I just wanted you to know how much your words of kindness meant to us, to me. I don’t think I had the presence of mind at the time to respond or acknowledge your gift.


Anita Ojeda


I hope this encourages you, the reader to take the time to send a card of encouragement to someone who struggles. Whether you write to a patient or a caregiver, know that your words will serve as a lifeline of hope.

The Process of Transformation Doesn’t Always Feel Good


Fairy Lake nestles at the bottom of Sacajawea, one of the mountains in the Bridger Range in Montana. It’s one of those places that I don’t enjoy driving to because the road is so rough–full of potholes that do bad things to ordinary vehicles. But the drive is always worth the effort.

Likewise, the process of allowing God to teach us and work in our lives isn’t always pleasant–but the results are always worth it.

God as Our Guide Helps Us Become a Reflection of Him


When we allow God to guide us, we discover that our life starts to reflect his beauty and love. It doesn’t happen overnight or automatically, it takes time. The inner beauty is worth the effort of letting God teach us..

Understanding Green Hope


Green Hope

The minute we crossed the creek that emptied into Ressurection Bay near Seward, Alaska, I fell in love with the green. Deep moss muffled each step, and Tonsina Creek babbled nearby. Our tour guide explained that the trees had fallen during the Great Alaskan Earthquake back in 1964.

The devestation has since turned into a cathedral of green. The color soothed my soul and the silence filled me with peace.  I could easily see why God is the God of green hope.

Before I Was Born, God Knew Me


God Knew What I Needed

I took this bright and beautiful photo on a grey and dreary day in a zoo in Alaska. The zoo was nice, and the company even nicer (Pedro), but I knew it would be our last day together in Alaska. I had a long trip ahead of me, and I felt a little blue.

But God knew. Yellow flowers show up better in photos on cloudy days. They also make me very happy with their cheerful layers of yellow, orange and red.  Yep.  I found the perfect bouquet at the zoo to remind me that my Creator knows me inside and out.

God is Our Rock and Refuge


God Our Rock

We missed our easy chance to stop at Bow Lake in Banff National Park on our way north to Alaska at the beginning of the summer. I had marked the location in the guidebook, but I let other things distract me.  When I glanced over at the last minute and saw the Carribbean-blue lake–and the crowded parking lot, I murmured my regret. When pulling a trailer, one finds it easier to pass by than to try to turn around on a narrow, heavily-trafficked road.

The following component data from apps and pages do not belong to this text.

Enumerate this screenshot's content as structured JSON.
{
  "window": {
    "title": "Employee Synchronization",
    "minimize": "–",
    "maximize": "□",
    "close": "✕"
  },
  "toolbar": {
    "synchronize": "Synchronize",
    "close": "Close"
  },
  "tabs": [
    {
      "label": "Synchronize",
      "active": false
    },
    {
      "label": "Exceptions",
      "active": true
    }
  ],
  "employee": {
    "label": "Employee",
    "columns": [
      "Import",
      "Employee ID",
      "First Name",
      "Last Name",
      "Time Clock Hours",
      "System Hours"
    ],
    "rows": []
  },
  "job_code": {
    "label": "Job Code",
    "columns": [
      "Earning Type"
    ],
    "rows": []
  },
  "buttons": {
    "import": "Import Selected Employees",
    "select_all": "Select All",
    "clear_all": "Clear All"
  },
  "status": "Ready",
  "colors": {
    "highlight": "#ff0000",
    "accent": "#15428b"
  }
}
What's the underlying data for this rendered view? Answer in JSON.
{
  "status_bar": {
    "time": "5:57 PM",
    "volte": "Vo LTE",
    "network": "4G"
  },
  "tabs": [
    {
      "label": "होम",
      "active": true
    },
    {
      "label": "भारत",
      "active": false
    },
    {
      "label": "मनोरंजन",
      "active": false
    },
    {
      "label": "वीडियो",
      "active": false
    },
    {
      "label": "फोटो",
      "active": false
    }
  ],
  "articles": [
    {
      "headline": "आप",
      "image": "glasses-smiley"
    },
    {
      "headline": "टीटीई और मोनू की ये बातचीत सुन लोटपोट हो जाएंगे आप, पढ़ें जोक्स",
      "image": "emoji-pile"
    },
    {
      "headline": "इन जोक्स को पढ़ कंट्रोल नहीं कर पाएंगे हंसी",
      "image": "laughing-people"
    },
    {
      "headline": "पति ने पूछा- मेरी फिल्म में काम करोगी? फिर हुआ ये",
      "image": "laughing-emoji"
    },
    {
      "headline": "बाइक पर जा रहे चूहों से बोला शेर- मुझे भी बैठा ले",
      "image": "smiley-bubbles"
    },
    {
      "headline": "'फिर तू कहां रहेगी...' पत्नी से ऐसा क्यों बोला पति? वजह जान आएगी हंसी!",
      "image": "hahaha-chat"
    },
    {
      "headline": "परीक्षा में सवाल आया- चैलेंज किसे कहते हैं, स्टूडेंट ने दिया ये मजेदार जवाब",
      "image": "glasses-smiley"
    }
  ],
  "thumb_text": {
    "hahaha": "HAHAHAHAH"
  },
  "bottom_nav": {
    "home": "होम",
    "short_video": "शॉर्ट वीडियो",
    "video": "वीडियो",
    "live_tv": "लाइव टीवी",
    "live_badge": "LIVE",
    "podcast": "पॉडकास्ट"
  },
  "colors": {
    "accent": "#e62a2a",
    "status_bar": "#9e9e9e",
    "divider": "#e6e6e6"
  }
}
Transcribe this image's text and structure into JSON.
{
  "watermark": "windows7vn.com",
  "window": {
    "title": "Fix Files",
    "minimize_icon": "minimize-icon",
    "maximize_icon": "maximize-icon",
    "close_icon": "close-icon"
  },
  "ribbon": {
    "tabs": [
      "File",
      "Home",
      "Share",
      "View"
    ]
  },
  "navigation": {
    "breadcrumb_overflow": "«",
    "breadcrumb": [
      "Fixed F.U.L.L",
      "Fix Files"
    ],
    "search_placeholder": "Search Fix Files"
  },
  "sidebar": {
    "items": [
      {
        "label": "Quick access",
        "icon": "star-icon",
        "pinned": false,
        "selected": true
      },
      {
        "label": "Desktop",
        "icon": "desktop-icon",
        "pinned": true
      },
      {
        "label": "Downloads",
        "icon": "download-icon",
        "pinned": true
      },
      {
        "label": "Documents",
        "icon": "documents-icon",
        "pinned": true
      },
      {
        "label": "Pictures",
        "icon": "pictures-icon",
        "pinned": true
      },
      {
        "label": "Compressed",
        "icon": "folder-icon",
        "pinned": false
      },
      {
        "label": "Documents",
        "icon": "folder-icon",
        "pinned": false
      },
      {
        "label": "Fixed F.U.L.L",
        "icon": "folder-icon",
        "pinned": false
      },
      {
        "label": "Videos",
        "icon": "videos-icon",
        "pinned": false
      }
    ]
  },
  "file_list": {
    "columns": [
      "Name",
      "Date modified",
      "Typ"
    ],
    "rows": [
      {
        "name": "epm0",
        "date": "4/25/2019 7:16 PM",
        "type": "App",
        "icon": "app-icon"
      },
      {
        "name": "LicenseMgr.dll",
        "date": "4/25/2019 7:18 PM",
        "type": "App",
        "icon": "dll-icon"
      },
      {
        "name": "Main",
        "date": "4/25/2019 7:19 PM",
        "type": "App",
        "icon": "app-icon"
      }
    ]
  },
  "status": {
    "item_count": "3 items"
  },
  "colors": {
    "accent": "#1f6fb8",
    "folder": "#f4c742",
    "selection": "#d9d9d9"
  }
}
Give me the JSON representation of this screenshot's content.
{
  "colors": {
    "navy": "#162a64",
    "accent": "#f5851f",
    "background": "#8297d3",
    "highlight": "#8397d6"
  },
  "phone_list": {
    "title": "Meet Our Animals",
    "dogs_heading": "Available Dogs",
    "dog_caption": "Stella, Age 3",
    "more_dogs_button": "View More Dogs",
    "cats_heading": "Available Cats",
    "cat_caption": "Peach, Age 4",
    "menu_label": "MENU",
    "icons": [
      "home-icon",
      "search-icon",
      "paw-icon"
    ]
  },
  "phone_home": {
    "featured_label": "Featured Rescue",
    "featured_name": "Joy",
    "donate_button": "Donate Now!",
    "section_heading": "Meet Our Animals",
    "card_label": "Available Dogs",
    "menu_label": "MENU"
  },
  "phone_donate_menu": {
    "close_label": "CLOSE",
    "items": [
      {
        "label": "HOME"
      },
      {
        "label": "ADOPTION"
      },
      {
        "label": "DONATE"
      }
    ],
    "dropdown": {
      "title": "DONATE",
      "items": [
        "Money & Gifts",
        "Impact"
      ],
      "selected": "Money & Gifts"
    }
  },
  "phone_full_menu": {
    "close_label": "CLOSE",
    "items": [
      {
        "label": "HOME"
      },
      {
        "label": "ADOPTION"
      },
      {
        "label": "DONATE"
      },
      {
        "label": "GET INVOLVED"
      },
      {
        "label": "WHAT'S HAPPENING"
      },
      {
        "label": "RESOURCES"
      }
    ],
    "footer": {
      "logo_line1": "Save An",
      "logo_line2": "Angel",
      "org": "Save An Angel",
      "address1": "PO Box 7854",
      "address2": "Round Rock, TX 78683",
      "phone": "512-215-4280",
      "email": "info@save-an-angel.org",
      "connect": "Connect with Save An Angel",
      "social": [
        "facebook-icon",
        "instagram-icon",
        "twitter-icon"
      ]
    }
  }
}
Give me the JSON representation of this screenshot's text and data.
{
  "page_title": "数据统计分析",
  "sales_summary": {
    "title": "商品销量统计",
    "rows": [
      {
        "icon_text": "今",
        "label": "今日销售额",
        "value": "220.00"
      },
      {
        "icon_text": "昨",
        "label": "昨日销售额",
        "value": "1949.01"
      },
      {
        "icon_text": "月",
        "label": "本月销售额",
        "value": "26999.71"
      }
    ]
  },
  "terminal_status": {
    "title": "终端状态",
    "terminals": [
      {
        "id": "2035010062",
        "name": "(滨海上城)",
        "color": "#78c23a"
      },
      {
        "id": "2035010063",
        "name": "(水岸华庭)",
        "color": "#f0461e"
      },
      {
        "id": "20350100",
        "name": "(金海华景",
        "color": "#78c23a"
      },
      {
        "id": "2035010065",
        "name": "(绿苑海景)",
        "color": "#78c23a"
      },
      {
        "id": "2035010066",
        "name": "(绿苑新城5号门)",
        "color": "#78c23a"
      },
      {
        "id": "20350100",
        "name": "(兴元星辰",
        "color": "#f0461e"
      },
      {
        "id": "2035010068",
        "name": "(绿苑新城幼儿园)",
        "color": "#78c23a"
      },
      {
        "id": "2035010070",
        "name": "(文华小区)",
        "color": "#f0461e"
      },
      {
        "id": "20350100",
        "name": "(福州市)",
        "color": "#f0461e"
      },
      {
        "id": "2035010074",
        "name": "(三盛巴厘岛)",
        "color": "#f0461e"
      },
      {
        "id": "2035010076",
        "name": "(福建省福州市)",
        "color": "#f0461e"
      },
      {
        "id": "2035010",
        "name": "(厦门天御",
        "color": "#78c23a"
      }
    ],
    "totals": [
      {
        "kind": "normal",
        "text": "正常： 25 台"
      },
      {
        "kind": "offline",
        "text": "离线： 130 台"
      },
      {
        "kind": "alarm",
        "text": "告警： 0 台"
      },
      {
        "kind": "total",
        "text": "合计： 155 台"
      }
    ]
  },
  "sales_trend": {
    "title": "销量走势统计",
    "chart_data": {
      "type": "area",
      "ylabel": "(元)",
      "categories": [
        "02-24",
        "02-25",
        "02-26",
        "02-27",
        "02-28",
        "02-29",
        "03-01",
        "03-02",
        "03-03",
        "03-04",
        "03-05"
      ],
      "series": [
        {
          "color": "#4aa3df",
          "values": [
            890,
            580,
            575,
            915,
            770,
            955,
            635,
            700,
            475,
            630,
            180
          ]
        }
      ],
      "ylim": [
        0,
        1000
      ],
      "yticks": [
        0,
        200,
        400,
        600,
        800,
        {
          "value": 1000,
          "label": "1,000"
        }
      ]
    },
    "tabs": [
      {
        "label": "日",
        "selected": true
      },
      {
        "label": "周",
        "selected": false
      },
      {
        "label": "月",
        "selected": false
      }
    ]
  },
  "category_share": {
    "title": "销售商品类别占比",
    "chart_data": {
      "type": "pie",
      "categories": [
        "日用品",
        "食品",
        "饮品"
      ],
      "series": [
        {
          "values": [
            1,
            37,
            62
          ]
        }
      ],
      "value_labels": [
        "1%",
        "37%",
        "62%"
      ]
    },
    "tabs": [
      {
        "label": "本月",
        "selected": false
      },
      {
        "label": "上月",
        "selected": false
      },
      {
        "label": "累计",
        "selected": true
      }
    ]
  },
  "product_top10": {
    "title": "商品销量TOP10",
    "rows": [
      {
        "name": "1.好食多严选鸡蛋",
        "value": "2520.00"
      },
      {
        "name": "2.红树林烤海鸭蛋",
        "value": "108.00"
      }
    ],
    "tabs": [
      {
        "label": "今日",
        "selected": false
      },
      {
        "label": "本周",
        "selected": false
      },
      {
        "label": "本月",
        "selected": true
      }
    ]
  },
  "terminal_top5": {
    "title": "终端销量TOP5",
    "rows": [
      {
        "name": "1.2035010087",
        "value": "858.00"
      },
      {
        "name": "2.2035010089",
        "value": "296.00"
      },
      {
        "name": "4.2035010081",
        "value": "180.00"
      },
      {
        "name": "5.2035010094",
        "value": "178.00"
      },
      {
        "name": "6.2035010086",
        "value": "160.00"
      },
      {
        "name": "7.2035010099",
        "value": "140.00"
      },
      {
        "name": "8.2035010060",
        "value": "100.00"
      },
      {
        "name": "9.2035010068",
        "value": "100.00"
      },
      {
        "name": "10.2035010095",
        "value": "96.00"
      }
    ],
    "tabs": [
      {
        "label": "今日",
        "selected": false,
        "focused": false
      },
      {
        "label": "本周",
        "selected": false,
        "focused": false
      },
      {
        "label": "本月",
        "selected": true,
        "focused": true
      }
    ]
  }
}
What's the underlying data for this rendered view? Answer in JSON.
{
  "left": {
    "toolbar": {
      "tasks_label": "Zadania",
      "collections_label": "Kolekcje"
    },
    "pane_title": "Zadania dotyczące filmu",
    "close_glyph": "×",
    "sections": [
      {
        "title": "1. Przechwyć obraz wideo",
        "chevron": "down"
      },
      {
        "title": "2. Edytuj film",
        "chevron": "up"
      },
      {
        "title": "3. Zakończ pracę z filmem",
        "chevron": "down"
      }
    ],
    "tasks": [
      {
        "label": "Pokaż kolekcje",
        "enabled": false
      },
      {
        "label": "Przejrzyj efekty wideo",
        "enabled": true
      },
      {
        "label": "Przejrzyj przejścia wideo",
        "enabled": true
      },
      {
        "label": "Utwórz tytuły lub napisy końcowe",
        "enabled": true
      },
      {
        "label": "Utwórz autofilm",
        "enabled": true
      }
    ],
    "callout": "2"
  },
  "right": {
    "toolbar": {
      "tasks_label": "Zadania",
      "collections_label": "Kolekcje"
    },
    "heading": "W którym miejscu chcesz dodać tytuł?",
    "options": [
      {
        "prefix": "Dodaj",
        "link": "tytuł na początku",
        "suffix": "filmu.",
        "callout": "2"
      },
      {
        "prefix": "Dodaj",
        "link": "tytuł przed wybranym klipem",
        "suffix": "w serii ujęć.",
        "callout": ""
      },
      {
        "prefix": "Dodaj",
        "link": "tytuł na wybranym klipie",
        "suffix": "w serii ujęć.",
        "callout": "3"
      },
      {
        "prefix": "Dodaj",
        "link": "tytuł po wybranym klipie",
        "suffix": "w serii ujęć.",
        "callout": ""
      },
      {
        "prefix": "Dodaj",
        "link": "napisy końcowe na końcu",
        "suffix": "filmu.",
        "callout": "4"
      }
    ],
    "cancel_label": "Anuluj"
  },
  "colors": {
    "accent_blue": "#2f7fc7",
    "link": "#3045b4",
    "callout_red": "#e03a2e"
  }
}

On my way back from Alaska, I made sure to keep close track of my location so that I could stop. I didn’t have to fight crowds in the parking lot, so I pulled in and parked.  The lake, the glacier and the majestic peaks awed me with their beauty.

Late in the season, when most of the snow has melted, one can see the formidable and rocky faces of the mountains. They made me think of how God has promised to be our rock and refuge.

The Word of God Endures Forever


Not Much Endures

I teach both world history and U.S. History.  And the more I teach, the more I realize what I don’t know.  One thing I do know, though; nothing endures.  Not the Egyptians, not the Aztecs, not the Romans–none of those empires endured.  Things don’t endure either.  They wear out, fall down, and get destroyed. Beautiful things like flowers last only a moment in time before they fade and die.

But God’s word? It has endured since the beginning of time. It will endure forever. You can count on it!